Marmota monax (woodchuck; groundhog)

Synonyms:
Language: French

Wikipedia Abstract

The groundhog (Marmota monax), also known as a woodchuck, or whistlepig, is a rodent of the family Sciuridae, belonging to the group of large ground squirrels known as marmots. The groundhog is also referred to as a chuck, wood-shock, groundpig, whistler, thickwood badger, Canada marmot, monax, moonack, weenusk, and red monk. The name "thickwood badger" was given in the Northwest to distinguish the animal from the prairie badger. Monax was an Indian name of the woodchuck, which meant "the digger". Young groundhogs may be called chucklings. Other marmots, such as the yellow-bellied and hoary marmots, live in rocky and mountainous areas, but the groundhog is a lowland creature. It is widely distributed in North America and common in the northeastern and central United States and Canada. Grou
View Wikipedia Record: Marmota monax

Infraspecies

EDGE Analysis

Uniqueness Scale: Similiar (0) 
1
 Unique (100)
Uniqueness & Vulnerability Scale: Similiar & Secure (0) 
13
 Unique & Vulnerable (100)
ED Score: 3.9
EDGE Score: 1.59

Attributes

Adult Weight [1]  8.819 lbs (4.00 kg)
Birth Weight [1]  27 grams
Male Weight [3]  9.182 lbs (4.165 kg)
Diet [2]  Frugivore, Granivore, Herbivore
Diet - Fruit [2]  30 %
Diet - Plants [2]  40 %
Diet - Seeds [2]  30 %
Forages - Ground [2]  100 %
Female Maturity [1]  1 year 6 months
Male Maturity [1]  1 year 6 months
Gestation [1]  32 days
Litter Size [1]  5
Litters / Year [1]  1
Maximum Longevity [1]  14 years
Snout to Vent Length [3]  20 inches (51 cm)
Weaning [1]  46 days

Ecoregions

Protected Areas

Ecosystems

Prey / Diet

Prey / Diet Overlap

Predators

Providers

Consumers

Range Map

External References

Citations

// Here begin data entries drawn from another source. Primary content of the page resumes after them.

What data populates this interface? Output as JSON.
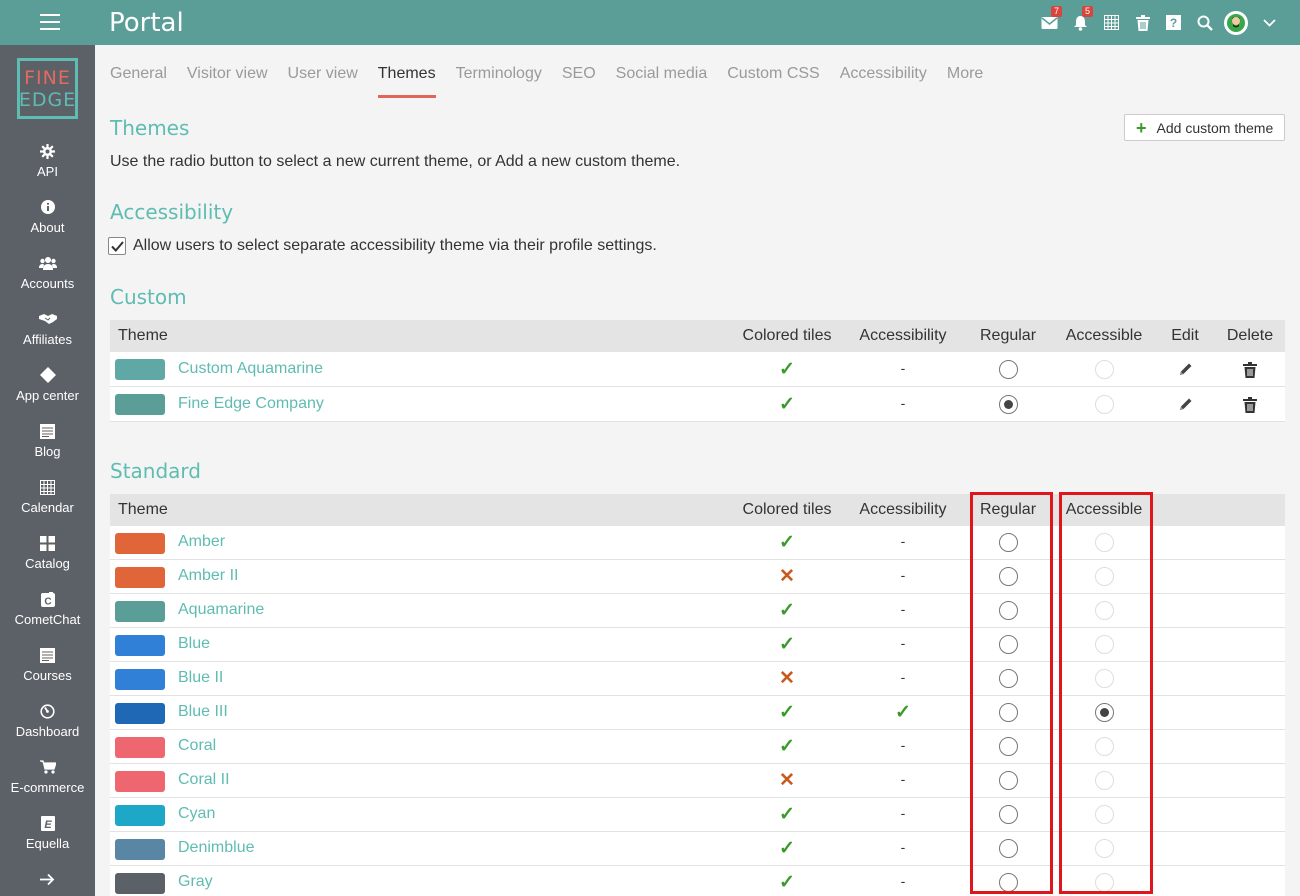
{
  "app": {
    "title": "Portal"
  },
  "topbar": {
    "messages_count": "7",
    "notifications_count": "5"
  },
  "logo": {
    "line1": "FINE",
    "line2": "EDGE"
  },
  "sidebar": {
    "items": [
      {
        "label": "API",
        "icon": "gear-icon"
      },
      {
        "label": "About",
        "icon": "info-icon"
      },
      {
        "label": "Accounts",
        "icon": "users-icon"
      },
      {
        "label": "Affiliates",
        "icon": "handshake-icon"
      },
      {
        "label": "App center",
        "icon": "diamond-icon"
      },
      {
        "label": "Blog",
        "icon": "blog-icon"
      },
      {
        "label": "Calendar",
        "icon": "calendar-icon"
      },
      {
        "label": "Catalog",
        "icon": "grid-icon"
      },
      {
        "label": "CometChat",
        "icon": "cometchat-icon"
      },
      {
        "label": "Courses",
        "icon": "courses-icon"
      },
      {
        "label": "Dashboard",
        "icon": "dashboard-icon"
      },
      {
        "label": "E-commerce",
        "icon": "cart-icon"
      },
      {
        "label": "Equella",
        "icon": "equella-icon"
      },
      {
        "label": "",
        "icon": "arrow-right-icon"
      }
    ]
  },
  "tabs": [
    "General",
    "Visitor view",
    "User view",
    "Themes",
    "Terminology",
    "SEO",
    "Social media",
    "Custom CSS",
    "Accessibility",
    "More"
  ],
  "active_tab": "Themes",
  "themes_section": {
    "heading": "Themes",
    "description": "Use the radio button to select a new current theme, or Add a new custom theme.",
    "add_button": "Add custom theme"
  },
  "accessibility_section": {
    "heading": "Accessibility",
    "checkbox_label": "Allow users to select separate accessibility theme via their profile settings.",
    "checked": true
  },
  "columns": {
    "theme": "Theme",
    "colored_tiles": "Colored tiles",
    "accessibility": "Accessibility",
    "regular": "Regular",
    "accessible": "Accessible",
    "edit": "Edit",
    "delete": "Delete"
  },
  "custom": {
    "heading": "Custom",
    "rows": [
      {
        "name": "Custom Aquamarine",
        "color": "#5fa8a6",
        "tiles": true,
        "accessibility": "-",
        "regular": false,
        "accessible": false
      },
      {
        "name": "Fine Edge Company",
        "color": "#5a9e97",
        "tiles": true,
        "accessibility": "-",
        "regular": true,
        "accessible": false
      }
    ]
  },
  "standard": {
    "heading": "Standard",
    "rows": [
      {
        "name": "Amber",
        "color": "#e0663a",
        "tiles": true,
        "accessibility": "-",
        "regular": false,
        "accessible": false
      },
      {
        "name": "Amber II",
        "color": "#e0663a",
        "tiles": false,
        "accessibility": "-",
        "regular": false,
        "accessible": false
      },
      {
        "name": "Aquamarine",
        "color": "#5a9e97",
        "tiles": true,
        "accessibility": "-",
        "regular": false,
        "accessible": false
      },
      {
        "name": "Blue",
        "color": "#2f80d6",
        "tiles": true,
        "accessibility": "-",
        "regular": false,
        "accessible": false
      },
      {
        "name": "Blue II",
        "color": "#2f80d6",
        "tiles": false,
        "accessibility": "-",
        "regular": false,
        "accessible": false
      },
      {
        "name": "Blue III",
        "color": "#1e68b6",
        "tiles": true,
        "accessibility": "yes",
        "regular": false,
        "accessible": true
      },
      {
        "name": "Coral",
        "color": "#ee6670",
        "tiles": true,
        "accessibility": "-",
        "regular": false,
        "accessible": false
      },
      {
        "name": "Coral II",
        "color": "#ee6670",
        "tiles": false,
        "accessibility": "-",
        "regular": false,
        "accessible": false
      },
      {
        "name": "Cyan",
        "color": "#1ea8c8",
        "tiles": true,
        "accessibility": "-",
        "regular": false,
        "accessible": false
      },
      {
        "name": "Denimblue",
        "color": "#5a86a6",
        "tiles": true,
        "accessibility": "-",
        "regular": false,
        "accessible": false
      },
      {
        "name": "Gray",
        "color": "#5c6168",
        "tiles": true,
        "accessibility": "-",
        "regular": false,
        "accessible": false
      }
    ]
  },
  "colors": {
    "topbar": "#5a9e97",
    "sidebar": "#5c6168",
    "accent": "#5fbcb2",
    "tab_underline": "#e0655b",
    "highlight_box": "#e0161d"
  }
}
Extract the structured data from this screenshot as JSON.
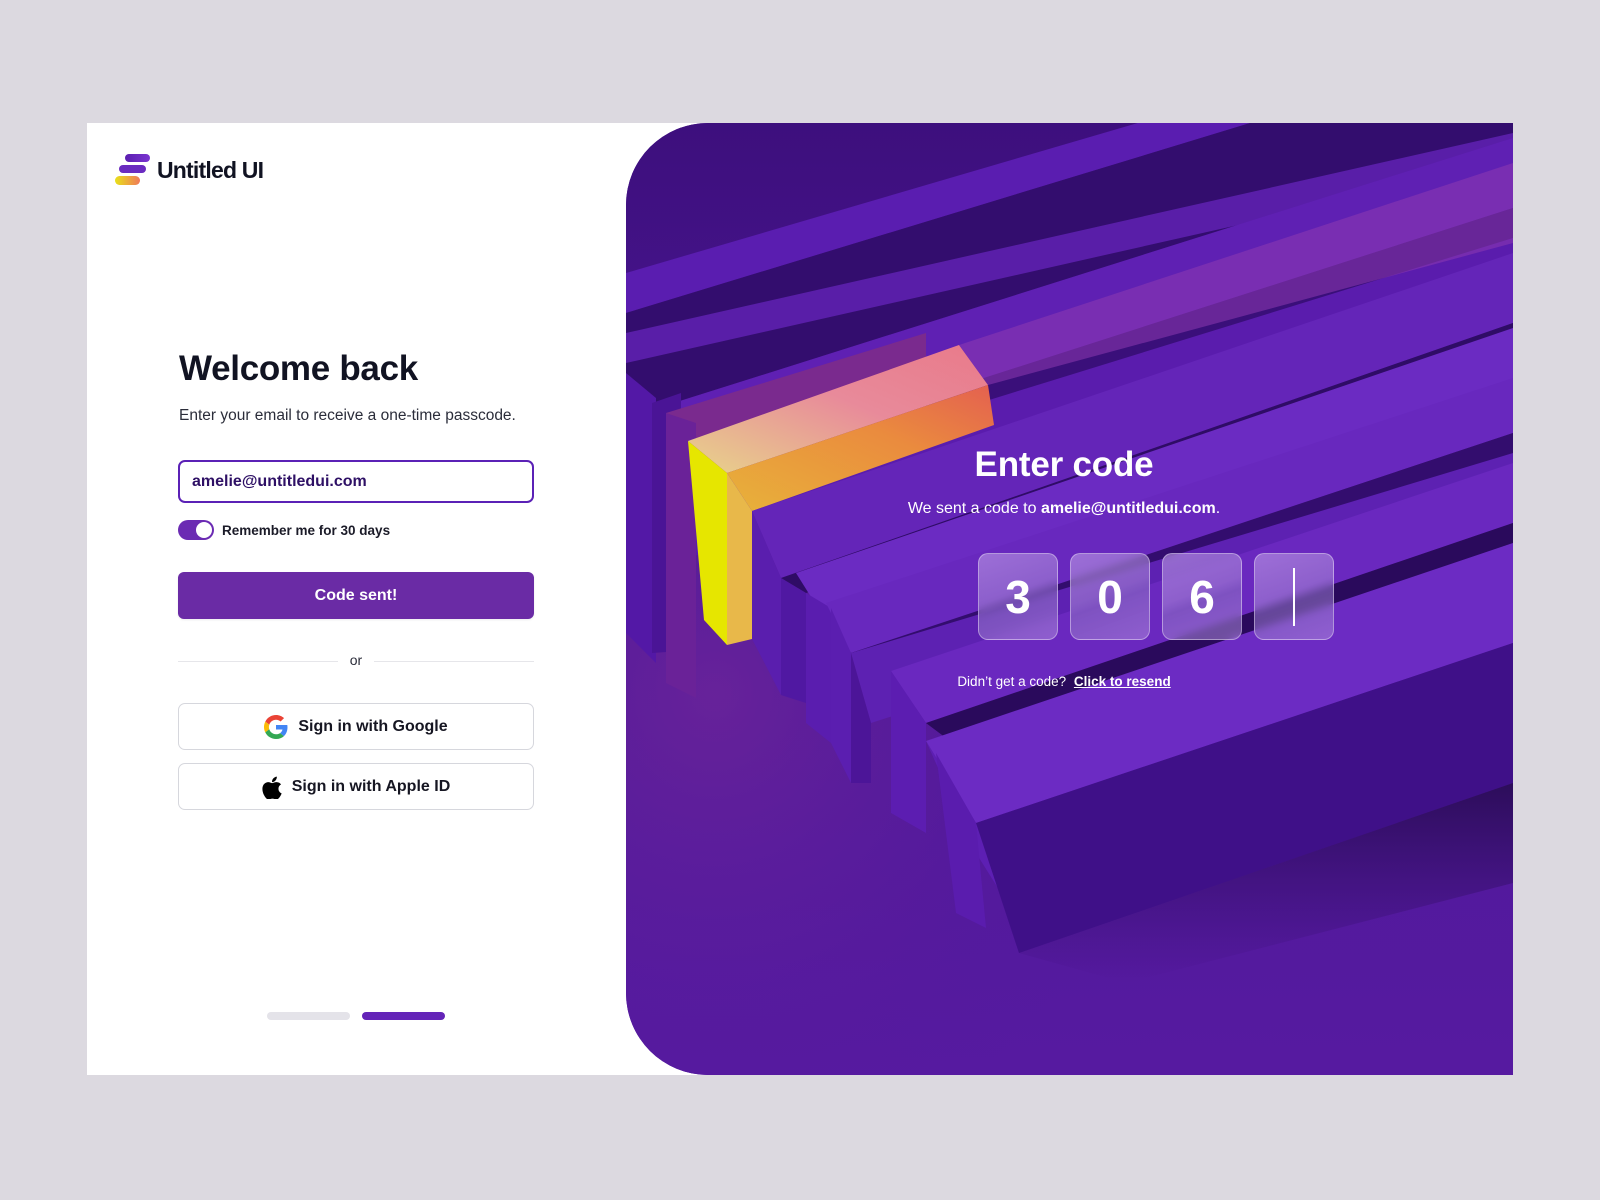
{
  "brand": {
    "name": "Untitled UI",
    "logo_icon": "untitled-ui-logo-icon",
    "colors": {
      "primary": "#6a2ba5",
      "primary_dark": "#4e1899",
      "accent_yellow": "#e5e500",
      "accent_orange": "#e8893d",
      "text": "#111322",
      "page_bg": "#dcd9e0"
    }
  },
  "login": {
    "title": "Welcome back",
    "subtitle": "Enter your email to receive a one-time passcode.",
    "email_value": "amelie@untitledui.com",
    "remember": {
      "label": "Remember me for 30 days",
      "checked": true
    },
    "submit_label": "Code sent!",
    "divider_label": "or",
    "social": [
      {
        "label": "Sign in with Google",
        "icon": "google-icon"
      },
      {
        "label": "Sign in with Apple ID",
        "icon": "apple-icon"
      }
    ],
    "pagination": {
      "total_steps": 2,
      "current_step": 2
    }
  },
  "otp": {
    "title": "Enter code",
    "sent_prefix": "We sent a code to ",
    "sent_email": "amelie@untitledui.com",
    "sent_suffix": ".",
    "digits": [
      "3",
      "0",
      "6",
      ""
    ],
    "resend_prompt": "Didn’t get a code?",
    "resend_link": "Click to resend"
  }
}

Attributes / relations provided by
1de Magalhaes, J. P., and Costa, J. (2009) A database of vertebrate longevity records and their relation to other life-history traits. Journal of Evolutionary Biology 22(8):1770-1774
2Hamish Wilman, Jonathan Belmaker, Jennifer Simpson, Carolina de la Rosa, Marcelo M. Rivadeneira, and Walter Jetz. 2014. EltonTraits 1.0: Species-level foraging attributes of the world's birds and mammals. Ecology 95:2027
3Nathan P. Myhrvold, Elita Baldridge, Benjamin Chan, Dhileep Sivam, Daniel L. Freeman, and S. K. Morgan Ernest. 2015. An amniote life-history database to perform comparative analyses with birds, mammals, and reptiles. Ecology 96:3109
4Study of Northern Virginia Ecology
5Jorrit H. Poelen, James D. Simons and Chris J. Mungall. (2014). Global Biotic Interactions: An open infrastructure to share and analyze species-interaction datasets. Ecological Informatics.
6Gibson, D. I., Bray, R. A., & Harris, E. A. (Compilers) (2005). Host-Parasite Database of the Natural History Museum, London
7International Flea Database
Ecoregions provided by World Wide Fund For Nature (WWF). WildFinder: Online database of species distributions, ver. 01.06 WWF WildFINDER
Abstract provided by DBpedia licensed under a Creative Commons License
Species taxanomy provided by GBIF Secretariat (2019). GBIF Backbone Taxonomy. Checklist dataset https://doi.org/10.15468/39omei accessed via GBIF.org on 2020-03-21; License: CC BY 4.0